Return each line of the records holding the string "image".

____________

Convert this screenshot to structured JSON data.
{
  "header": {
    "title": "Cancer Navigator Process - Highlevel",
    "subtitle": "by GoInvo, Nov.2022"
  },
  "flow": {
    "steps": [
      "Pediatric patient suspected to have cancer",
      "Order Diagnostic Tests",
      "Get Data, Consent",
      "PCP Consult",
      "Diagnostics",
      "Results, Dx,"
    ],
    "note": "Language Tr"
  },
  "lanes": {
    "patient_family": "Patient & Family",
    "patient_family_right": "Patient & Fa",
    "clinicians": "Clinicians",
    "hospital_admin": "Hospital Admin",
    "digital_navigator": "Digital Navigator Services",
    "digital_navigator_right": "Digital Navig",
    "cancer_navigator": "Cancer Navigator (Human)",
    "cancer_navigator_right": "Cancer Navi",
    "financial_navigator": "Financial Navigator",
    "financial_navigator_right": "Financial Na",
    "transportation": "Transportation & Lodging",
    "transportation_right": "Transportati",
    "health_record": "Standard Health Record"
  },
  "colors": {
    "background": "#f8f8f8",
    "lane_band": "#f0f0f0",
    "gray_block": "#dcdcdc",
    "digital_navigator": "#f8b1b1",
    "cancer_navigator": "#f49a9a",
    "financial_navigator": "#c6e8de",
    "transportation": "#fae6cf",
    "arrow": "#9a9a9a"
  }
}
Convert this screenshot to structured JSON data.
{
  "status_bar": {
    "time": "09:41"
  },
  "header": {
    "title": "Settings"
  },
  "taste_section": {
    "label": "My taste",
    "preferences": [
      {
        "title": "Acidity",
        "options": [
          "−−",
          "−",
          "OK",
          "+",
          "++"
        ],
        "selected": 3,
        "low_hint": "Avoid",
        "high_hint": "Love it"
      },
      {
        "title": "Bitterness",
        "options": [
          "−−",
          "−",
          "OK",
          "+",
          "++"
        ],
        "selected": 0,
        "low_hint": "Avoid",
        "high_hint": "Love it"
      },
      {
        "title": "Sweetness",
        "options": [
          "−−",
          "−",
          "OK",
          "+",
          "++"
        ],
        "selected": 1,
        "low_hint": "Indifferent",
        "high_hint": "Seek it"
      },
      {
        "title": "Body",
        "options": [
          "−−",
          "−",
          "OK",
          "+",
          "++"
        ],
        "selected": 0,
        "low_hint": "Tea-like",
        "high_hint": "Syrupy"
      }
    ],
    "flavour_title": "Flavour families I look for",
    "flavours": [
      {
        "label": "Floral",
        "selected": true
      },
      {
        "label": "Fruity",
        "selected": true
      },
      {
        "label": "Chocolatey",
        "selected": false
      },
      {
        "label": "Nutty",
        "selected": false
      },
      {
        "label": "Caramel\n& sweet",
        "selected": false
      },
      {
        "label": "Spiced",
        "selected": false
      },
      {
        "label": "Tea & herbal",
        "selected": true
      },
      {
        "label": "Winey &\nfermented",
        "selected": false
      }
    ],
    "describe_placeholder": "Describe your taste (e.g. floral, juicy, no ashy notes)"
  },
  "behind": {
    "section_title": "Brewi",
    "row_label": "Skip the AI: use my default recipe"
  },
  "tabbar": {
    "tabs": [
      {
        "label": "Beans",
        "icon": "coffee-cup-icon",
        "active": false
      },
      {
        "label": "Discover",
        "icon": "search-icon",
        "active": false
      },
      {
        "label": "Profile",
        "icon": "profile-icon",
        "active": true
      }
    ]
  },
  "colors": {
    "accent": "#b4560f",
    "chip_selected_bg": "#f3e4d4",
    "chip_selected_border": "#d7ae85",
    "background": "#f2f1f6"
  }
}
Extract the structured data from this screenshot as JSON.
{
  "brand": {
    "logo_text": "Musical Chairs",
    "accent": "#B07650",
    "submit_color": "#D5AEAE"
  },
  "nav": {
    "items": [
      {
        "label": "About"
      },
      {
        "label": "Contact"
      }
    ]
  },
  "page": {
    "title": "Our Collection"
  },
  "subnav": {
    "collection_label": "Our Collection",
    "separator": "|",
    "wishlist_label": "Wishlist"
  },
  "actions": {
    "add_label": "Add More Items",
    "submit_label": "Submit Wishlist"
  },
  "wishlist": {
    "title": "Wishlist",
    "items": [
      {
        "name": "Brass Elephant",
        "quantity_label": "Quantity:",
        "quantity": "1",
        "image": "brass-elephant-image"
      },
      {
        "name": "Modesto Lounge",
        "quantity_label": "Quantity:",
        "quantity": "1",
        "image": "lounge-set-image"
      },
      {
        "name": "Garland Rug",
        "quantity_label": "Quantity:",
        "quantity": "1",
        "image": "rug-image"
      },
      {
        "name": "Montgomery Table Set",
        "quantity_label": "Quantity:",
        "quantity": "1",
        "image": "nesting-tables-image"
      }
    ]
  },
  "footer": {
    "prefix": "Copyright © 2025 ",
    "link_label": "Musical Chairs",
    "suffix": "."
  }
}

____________

## SOLUTION FOR THIS PROBLEM
        "image": "brass-elephant-image"
        "image": "lounge-set-image"
        "image": "rug-image"
        "image": "nesting-tables-image"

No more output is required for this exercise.